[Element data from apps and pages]
[Start of section]

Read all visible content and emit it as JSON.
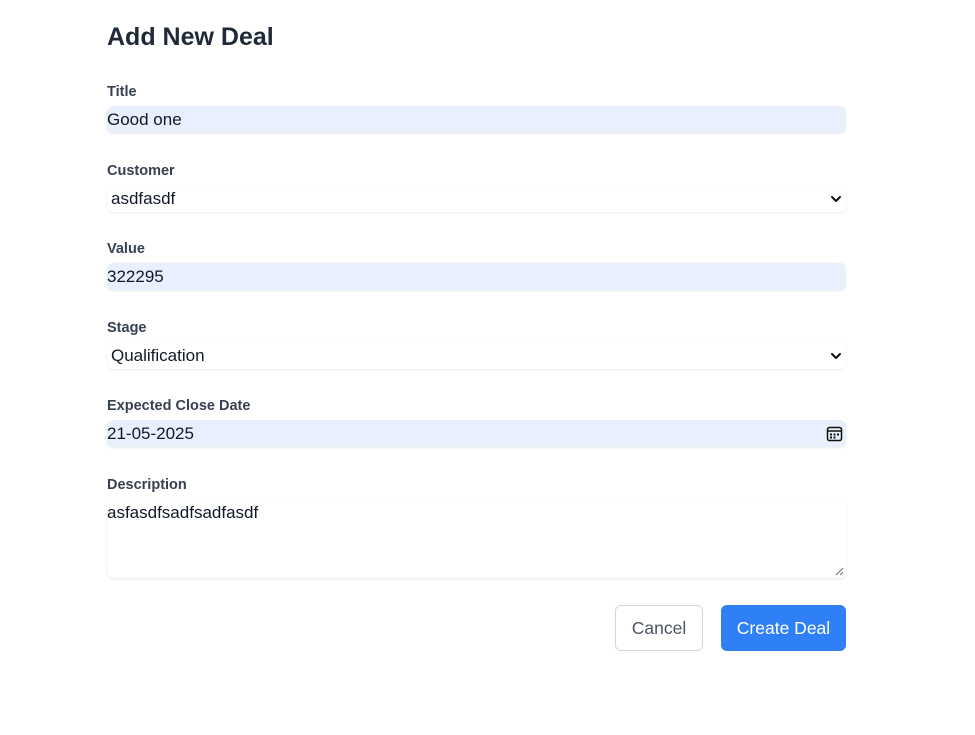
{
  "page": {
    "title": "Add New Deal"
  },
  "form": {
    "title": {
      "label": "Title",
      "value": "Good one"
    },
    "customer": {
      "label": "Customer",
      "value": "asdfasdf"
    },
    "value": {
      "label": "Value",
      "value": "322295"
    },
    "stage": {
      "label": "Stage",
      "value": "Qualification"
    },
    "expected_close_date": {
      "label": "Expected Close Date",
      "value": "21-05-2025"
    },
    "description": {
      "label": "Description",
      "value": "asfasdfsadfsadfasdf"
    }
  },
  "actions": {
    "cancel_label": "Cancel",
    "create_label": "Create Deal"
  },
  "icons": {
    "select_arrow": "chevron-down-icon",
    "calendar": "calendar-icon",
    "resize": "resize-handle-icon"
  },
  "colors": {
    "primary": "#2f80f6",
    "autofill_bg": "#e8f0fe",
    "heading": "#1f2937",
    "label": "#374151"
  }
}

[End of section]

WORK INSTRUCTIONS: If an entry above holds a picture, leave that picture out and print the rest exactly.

WRITTEN RESPONSE:
Read all visible content and emit it as JSON.
{
  "page": {
    "title": "Add New Deal"
  },
  "form": {
    "title": {
      "label": "Title",
      "value": "Good one"
    },
    "customer": {
      "label": "Customer",
      "value": "asdfasdf"
    },
    "value": {
      "label": "Value",
      "value": "322295"
    },
    "stage": {
      "label": "Stage",
      "value": "Qualification"
    },
    "expected_close_date": {
      "label": "Expected Close Date",
      "value": "21-05-2025"
    },
    "description": {
      "label": "Description",
      "value": "asfasdfsadfsadfasdf"
    }
  },
  "actions": {
    "cancel_label": "Cancel",
    "create_label": "Create Deal"
  },
  "icons": {
    "select_arrow": "chevron-down-icon",
    "calendar": "calendar-icon",
    "resize": "resize-handle-icon"
  },
  "colors": {
    "primary": "#2f80f6",
    "autofill_bg": "#e8f0fe",
    "heading": "#1f2937",
    "label": "#374151"
  }
}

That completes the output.